(Records from a dataset)
____________________
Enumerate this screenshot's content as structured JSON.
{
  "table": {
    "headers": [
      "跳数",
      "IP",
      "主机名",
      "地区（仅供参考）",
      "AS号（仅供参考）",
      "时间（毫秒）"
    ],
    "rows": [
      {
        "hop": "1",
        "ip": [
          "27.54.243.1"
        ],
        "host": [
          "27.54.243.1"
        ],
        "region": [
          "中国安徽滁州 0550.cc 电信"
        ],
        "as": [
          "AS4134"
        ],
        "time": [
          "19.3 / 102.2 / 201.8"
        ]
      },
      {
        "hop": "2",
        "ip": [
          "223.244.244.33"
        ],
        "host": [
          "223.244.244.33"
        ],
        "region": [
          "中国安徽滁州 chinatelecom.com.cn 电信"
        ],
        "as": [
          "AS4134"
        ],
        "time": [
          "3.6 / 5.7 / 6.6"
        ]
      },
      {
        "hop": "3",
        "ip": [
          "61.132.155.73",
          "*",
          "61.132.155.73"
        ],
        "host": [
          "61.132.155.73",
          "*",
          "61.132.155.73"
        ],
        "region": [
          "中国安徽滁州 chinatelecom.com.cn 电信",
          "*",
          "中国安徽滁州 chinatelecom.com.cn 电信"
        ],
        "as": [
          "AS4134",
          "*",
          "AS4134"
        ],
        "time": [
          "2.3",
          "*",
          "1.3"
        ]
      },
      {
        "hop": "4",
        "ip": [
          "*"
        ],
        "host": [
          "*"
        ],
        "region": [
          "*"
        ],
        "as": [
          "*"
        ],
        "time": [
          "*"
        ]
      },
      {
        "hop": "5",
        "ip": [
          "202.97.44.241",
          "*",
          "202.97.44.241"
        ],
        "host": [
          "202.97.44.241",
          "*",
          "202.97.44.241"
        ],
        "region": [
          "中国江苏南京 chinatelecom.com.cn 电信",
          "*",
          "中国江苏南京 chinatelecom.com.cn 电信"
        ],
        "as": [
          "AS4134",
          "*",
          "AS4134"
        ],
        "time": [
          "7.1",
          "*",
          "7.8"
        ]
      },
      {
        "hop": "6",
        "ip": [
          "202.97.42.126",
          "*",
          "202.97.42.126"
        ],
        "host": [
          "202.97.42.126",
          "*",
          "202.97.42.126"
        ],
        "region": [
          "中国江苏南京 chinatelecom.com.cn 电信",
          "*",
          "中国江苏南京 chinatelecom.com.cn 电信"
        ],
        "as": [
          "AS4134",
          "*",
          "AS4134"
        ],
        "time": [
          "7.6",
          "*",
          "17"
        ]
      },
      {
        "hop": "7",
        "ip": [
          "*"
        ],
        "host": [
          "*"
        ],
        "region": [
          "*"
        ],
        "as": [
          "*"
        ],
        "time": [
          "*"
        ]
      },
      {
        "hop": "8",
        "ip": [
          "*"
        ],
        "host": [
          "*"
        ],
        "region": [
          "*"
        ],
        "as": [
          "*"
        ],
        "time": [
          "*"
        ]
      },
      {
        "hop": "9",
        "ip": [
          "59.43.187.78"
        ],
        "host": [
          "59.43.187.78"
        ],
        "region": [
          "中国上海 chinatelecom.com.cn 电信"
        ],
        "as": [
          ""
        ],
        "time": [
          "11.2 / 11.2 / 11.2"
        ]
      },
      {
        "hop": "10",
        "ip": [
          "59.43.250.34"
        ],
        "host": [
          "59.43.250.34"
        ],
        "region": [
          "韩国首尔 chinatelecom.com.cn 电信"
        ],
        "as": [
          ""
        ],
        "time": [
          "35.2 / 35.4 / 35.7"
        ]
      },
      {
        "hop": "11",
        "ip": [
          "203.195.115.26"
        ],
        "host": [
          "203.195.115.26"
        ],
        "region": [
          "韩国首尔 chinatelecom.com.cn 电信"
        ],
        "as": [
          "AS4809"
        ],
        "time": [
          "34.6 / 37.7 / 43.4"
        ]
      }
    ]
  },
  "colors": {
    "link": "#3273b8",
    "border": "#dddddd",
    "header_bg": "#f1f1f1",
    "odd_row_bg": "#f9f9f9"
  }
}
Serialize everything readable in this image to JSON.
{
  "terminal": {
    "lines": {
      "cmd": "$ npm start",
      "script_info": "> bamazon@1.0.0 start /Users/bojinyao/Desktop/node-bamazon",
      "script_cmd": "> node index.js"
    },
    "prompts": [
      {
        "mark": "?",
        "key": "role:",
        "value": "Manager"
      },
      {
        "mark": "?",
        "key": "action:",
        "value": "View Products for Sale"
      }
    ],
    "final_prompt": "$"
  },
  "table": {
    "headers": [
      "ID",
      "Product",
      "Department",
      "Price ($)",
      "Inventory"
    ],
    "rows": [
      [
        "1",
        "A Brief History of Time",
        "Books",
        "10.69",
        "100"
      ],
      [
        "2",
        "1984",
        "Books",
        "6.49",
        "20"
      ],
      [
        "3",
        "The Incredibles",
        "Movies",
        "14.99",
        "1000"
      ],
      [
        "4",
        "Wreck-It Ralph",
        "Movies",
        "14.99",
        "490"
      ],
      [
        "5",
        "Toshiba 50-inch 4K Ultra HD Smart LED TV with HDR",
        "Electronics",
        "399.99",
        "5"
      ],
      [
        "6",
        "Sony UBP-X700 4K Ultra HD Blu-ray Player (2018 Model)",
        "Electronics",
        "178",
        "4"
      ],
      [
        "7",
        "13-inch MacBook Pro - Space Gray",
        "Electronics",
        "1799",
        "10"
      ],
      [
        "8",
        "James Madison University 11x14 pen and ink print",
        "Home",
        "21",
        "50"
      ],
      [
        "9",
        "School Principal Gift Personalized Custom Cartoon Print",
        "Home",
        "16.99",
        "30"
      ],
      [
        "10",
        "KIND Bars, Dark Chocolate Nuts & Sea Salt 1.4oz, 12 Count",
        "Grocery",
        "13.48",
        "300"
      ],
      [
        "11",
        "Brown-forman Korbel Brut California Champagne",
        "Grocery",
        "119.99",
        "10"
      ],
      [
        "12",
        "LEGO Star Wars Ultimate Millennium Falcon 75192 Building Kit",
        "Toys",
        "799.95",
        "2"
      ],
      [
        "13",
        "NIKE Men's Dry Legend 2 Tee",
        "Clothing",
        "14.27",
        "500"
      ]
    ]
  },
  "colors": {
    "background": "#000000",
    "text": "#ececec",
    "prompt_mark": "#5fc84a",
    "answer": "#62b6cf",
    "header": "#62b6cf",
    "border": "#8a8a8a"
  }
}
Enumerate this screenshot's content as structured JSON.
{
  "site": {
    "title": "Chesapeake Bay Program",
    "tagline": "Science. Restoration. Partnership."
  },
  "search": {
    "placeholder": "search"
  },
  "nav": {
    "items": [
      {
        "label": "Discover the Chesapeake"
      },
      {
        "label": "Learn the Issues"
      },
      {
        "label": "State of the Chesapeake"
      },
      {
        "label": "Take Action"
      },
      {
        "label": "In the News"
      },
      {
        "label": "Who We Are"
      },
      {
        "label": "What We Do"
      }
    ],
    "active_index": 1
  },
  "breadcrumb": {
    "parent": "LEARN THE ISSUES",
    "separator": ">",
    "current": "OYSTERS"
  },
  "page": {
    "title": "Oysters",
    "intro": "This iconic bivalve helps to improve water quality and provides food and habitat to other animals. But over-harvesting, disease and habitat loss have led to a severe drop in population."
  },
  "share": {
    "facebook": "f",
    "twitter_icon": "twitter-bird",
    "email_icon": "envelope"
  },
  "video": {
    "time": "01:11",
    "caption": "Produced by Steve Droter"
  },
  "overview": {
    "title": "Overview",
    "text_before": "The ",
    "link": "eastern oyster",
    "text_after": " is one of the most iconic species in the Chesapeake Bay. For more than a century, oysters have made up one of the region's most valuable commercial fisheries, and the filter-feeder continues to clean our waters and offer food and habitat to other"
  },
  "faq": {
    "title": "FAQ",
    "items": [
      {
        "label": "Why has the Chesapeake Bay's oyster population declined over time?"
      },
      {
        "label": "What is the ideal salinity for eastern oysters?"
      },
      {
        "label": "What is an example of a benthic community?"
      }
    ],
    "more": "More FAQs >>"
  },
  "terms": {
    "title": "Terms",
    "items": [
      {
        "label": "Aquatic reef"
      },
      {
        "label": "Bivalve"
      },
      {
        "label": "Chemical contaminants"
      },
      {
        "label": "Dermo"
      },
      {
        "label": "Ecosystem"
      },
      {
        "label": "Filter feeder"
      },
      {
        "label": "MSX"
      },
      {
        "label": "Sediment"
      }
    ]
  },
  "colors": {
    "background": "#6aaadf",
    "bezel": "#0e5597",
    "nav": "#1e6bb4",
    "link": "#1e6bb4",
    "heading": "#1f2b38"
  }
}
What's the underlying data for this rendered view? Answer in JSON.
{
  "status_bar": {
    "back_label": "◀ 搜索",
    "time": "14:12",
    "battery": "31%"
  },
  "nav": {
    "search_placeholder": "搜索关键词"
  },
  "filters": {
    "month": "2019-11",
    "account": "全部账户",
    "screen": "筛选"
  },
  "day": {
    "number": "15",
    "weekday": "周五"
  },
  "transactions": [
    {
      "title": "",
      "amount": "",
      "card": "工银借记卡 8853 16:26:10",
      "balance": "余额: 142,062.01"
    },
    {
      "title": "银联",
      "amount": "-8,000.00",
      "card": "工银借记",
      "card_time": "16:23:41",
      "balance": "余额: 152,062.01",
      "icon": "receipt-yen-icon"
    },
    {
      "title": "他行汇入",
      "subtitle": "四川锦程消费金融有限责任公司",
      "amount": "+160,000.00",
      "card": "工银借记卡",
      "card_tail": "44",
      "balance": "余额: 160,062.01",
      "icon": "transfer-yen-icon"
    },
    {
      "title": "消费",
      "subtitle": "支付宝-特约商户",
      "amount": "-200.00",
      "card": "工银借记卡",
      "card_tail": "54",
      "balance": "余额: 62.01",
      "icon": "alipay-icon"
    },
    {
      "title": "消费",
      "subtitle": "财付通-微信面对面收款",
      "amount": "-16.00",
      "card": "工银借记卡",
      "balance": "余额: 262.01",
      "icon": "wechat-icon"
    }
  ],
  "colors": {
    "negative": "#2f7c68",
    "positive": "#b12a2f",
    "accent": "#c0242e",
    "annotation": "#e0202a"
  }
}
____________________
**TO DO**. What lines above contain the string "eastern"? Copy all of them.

**TASK RESPONSE**.
    "link": "eastern oyster",
        "label": "What is the ideal salinity for eastern oysters?"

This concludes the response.